[[ PROVIDED DATA open ]]

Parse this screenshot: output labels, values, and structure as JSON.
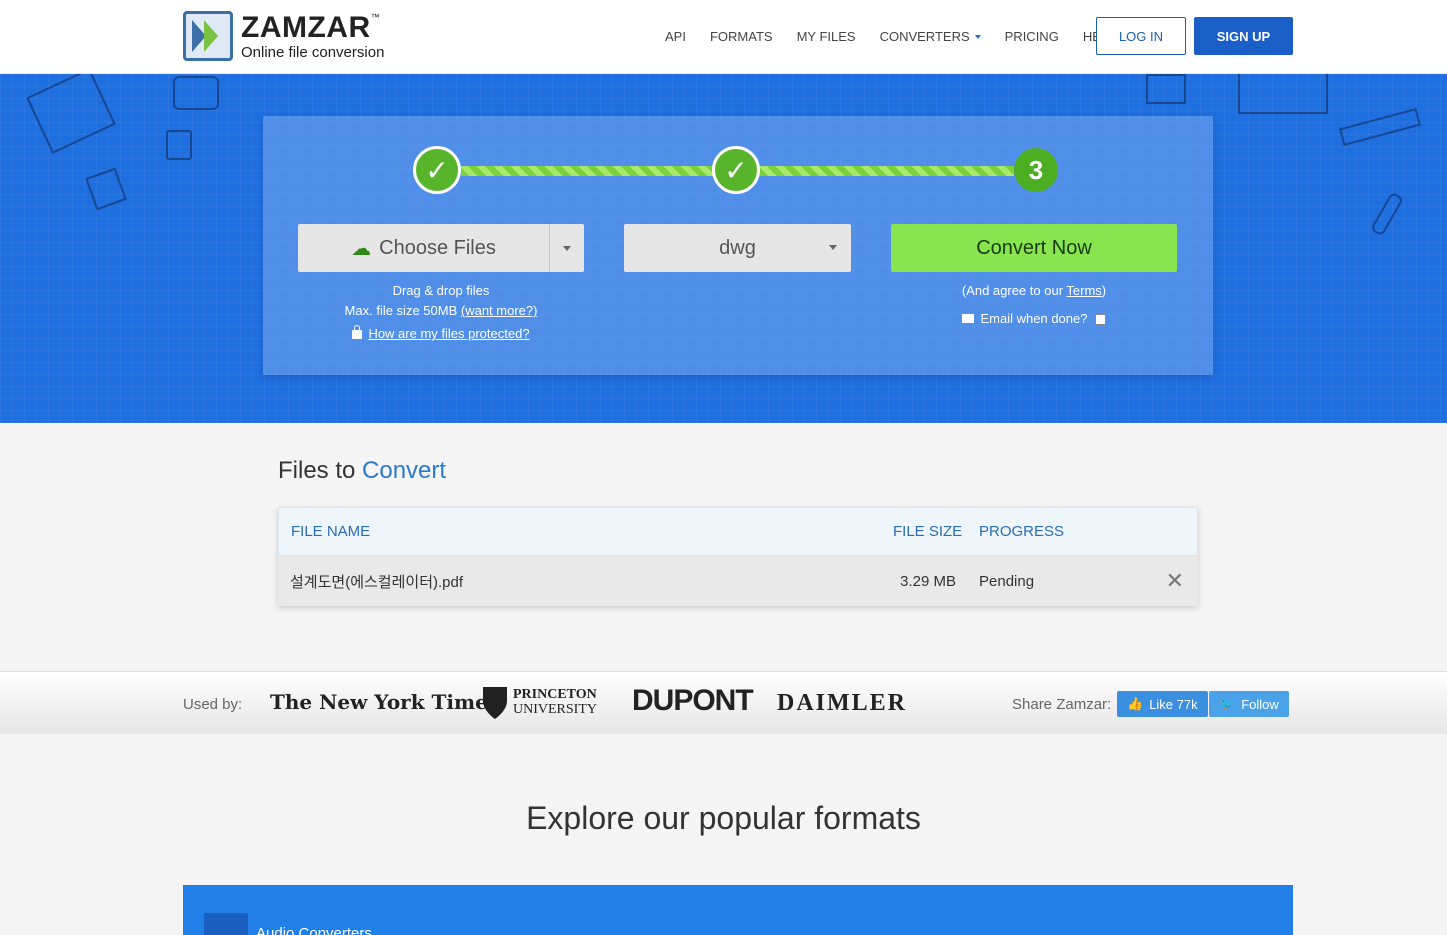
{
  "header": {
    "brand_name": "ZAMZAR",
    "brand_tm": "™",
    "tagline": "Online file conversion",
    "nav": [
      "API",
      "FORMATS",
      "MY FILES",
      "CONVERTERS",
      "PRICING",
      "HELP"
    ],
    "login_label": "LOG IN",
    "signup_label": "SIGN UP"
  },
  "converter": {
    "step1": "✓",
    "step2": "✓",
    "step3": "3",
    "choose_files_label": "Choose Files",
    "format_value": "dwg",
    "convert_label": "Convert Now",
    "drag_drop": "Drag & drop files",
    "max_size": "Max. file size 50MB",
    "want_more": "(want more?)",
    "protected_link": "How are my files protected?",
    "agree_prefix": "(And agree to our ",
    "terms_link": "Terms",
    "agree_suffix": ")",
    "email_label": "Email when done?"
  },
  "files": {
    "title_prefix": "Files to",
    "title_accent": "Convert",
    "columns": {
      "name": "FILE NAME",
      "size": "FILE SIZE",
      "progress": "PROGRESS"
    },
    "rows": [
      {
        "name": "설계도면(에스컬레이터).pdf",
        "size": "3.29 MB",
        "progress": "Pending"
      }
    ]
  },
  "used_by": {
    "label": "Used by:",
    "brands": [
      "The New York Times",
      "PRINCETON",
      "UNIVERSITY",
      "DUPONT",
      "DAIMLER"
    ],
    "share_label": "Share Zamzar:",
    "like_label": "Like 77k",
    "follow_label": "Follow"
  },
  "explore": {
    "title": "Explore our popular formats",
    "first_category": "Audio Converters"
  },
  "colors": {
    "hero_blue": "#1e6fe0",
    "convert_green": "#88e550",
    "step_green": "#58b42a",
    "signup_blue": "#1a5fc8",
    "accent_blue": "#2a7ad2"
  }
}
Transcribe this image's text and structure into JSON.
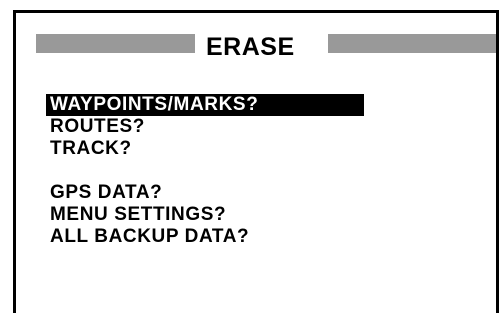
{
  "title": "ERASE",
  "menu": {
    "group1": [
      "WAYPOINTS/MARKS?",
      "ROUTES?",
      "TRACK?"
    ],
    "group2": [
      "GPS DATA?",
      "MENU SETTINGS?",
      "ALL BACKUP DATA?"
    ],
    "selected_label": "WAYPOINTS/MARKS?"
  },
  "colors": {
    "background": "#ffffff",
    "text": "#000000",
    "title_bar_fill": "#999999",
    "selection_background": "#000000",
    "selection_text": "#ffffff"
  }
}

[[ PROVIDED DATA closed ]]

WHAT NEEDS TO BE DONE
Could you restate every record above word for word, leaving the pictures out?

FINISHED TASK
Parse this screenshot: output labels, values, and structure as JSON.
{
  "header": {
    "brand_name": "ZAMZAR",
    "brand_tm": "™",
    "tagline": "Online file conversion",
    "nav": [
      "API",
      "FORMATS",
      "MY FILES",
      "CONVERTERS",
      "PRICING",
      "HELP"
    ],
    "login_label": "LOG IN",
    "signup_label": "SIGN UP"
  },
  "converter": {
    "step1": "✓",
    "step2": "✓",
    "step3": "3",
    "choose_files_label": "Choose Files",
    "format_value": "dwg",
    "convert_label": "Convert Now",
    "drag_drop": "Drag & drop files",
    "max_size": "Max. file size 50MB",
    "want_more": "(want more?)",
    "protected_link": "How are my files protected?",
    "agree_prefix": "(And agree to our ",
    "terms_link": "Terms",
    "agree_suffix": ")",
    "email_label": "Email when done?"
  },
  "files": {
    "title_prefix": "Files to",
    "title_accent": "Convert",
    "columns": {
      "name": "FILE NAME",
      "size": "FILE SIZE",
      "progress": "PROGRESS"
    },
    "rows": [
      {
        "name": "설계도면(에스컬레이터).pdf",
        "size": "3.29 MB",
        "progress": "Pending"
      }
    ]
  },
  "used_by": {
    "label": "Used by:",
    "brands": [
      "The New York Times",
      "PRINCETON",
      "UNIVERSITY",
      "DUPONT",
      "DAIMLER"
    ],
    "share_label": "Share Zamzar:",
    "like_label": "Like 77k",
    "follow_label": "Follow"
  },
  "explore": {
    "title": "Explore our popular formats",
    "first_category": "Audio Converters"
  },
  "colors": {
    "hero_blue": "#1e6fe0",
    "convert_green": "#88e550",
    "step_green": "#58b42a",
    "signup_blue": "#1a5fc8",
    "accent_blue": "#2a7ad2"
  }
}
Transcribe this image's text and structure into JSON.
{
  "title": "ERASE",
  "menu": {
    "group1": [
      "WAYPOINTS/MARKS?",
      "ROUTES?",
      "TRACK?"
    ],
    "group2": [
      "GPS DATA?",
      "MENU SETTINGS?",
      "ALL BACKUP DATA?"
    ],
    "selected_label": "WAYPOINTS/MARKS?"
  },
  "colors": {
    "background": "#ffffff",
    "text": "#000000",
    "title_bar_fill": "#999999",
    "selection_background": "#000000",
    "selection_text": "#ffffff"
  }
}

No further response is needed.